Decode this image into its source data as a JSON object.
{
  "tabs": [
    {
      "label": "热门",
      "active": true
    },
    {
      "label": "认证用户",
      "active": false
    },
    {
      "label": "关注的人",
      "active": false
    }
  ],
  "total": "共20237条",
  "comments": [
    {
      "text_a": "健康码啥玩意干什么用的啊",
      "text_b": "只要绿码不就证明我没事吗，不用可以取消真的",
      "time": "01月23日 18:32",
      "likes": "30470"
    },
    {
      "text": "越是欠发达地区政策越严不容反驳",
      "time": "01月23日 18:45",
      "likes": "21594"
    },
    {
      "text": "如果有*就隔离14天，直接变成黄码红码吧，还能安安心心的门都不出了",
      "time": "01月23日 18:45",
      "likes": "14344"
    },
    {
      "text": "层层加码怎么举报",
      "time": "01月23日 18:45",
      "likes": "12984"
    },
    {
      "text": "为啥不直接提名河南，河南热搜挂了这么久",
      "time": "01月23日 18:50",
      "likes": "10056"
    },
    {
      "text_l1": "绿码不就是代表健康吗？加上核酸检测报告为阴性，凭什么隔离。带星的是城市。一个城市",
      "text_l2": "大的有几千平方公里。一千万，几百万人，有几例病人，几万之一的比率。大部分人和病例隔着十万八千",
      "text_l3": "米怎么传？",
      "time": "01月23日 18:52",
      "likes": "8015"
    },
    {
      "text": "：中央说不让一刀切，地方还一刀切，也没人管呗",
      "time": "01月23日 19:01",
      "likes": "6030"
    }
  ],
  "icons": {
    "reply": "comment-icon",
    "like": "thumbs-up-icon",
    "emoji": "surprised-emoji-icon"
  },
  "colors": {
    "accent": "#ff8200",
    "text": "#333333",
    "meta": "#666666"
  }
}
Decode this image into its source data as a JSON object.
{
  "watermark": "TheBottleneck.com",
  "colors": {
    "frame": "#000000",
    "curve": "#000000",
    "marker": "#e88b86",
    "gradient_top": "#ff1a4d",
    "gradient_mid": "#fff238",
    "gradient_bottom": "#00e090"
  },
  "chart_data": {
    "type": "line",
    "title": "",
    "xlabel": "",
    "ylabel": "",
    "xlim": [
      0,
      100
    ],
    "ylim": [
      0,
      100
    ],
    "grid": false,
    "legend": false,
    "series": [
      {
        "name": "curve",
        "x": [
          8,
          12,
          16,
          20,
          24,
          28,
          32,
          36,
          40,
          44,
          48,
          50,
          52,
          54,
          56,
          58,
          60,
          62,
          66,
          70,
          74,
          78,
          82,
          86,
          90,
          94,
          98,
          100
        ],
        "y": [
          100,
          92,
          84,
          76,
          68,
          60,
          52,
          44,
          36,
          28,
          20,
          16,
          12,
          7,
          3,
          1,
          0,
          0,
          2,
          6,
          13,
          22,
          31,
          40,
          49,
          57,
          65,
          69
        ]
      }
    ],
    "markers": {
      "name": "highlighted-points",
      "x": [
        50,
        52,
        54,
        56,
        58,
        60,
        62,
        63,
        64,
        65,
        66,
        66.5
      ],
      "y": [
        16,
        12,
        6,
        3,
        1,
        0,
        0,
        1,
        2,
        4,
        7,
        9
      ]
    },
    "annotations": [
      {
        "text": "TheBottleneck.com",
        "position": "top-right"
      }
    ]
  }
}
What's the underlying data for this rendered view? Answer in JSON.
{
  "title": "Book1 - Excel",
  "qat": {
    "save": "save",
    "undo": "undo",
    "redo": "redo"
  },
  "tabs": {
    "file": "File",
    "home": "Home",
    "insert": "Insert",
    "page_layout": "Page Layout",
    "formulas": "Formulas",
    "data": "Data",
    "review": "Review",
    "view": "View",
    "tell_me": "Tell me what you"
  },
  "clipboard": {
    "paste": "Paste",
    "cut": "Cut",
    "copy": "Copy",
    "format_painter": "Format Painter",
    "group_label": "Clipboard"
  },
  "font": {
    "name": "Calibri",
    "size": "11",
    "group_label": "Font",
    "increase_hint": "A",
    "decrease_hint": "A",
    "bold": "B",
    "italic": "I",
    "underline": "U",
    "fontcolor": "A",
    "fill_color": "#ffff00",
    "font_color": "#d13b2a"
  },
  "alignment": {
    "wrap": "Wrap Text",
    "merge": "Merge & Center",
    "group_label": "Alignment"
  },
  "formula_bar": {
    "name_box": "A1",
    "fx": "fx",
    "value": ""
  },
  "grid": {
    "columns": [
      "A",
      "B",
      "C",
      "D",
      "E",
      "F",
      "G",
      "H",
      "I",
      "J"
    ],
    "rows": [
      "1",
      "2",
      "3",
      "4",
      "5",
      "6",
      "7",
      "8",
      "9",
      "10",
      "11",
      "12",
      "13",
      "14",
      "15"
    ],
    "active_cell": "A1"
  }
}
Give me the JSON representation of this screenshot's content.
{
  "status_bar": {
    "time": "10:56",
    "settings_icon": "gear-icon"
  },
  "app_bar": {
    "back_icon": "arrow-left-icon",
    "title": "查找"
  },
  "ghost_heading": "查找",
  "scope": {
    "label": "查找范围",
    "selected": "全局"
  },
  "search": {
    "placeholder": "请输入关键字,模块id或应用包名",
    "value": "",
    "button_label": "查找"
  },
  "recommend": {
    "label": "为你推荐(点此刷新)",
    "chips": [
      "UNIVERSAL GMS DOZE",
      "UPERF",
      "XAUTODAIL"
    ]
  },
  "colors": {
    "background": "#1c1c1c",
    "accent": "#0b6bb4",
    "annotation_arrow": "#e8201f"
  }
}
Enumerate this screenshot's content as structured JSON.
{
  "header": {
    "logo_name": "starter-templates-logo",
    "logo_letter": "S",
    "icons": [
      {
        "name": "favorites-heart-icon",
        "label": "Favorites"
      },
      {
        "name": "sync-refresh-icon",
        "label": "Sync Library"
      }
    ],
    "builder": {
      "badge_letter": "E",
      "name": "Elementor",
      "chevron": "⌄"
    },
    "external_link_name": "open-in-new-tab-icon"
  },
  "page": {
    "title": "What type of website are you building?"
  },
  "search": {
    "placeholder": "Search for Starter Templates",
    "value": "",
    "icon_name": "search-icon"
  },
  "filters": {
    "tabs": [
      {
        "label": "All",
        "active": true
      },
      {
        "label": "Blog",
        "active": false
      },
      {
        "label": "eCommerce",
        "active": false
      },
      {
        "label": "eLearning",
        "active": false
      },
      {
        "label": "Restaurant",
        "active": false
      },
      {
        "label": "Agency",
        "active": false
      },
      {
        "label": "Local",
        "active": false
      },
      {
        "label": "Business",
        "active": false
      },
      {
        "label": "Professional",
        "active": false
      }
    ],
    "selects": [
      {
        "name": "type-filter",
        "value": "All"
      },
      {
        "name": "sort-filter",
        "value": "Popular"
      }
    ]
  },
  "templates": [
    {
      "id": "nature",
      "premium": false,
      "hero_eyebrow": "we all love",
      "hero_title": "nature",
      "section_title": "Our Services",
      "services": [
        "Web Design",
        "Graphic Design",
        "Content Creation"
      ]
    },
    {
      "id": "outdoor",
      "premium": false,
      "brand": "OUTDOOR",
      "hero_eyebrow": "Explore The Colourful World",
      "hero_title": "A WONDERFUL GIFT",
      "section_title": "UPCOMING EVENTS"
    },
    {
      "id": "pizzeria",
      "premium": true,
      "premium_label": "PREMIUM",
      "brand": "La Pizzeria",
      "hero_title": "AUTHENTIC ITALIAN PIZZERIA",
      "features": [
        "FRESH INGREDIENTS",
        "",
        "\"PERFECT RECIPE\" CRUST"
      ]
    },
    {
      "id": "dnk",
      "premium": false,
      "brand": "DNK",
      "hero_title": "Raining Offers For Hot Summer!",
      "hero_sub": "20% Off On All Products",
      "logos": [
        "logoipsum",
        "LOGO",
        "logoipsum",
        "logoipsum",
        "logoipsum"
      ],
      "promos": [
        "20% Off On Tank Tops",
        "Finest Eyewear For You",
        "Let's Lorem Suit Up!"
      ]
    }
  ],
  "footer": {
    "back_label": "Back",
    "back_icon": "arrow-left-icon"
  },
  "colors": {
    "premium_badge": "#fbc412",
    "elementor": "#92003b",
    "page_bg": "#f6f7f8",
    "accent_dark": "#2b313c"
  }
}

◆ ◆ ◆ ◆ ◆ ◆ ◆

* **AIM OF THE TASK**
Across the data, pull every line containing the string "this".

* **RESPONSE AREA**
Decode this image into its source data as a JSON object.
Decode this image into its source data as a JSON object.
What's the underlying data for this rendered view? Answer in JSON.
Give me the JSON representation of this screenshot's content.
Enumerate this screenshot's content as structured JSON.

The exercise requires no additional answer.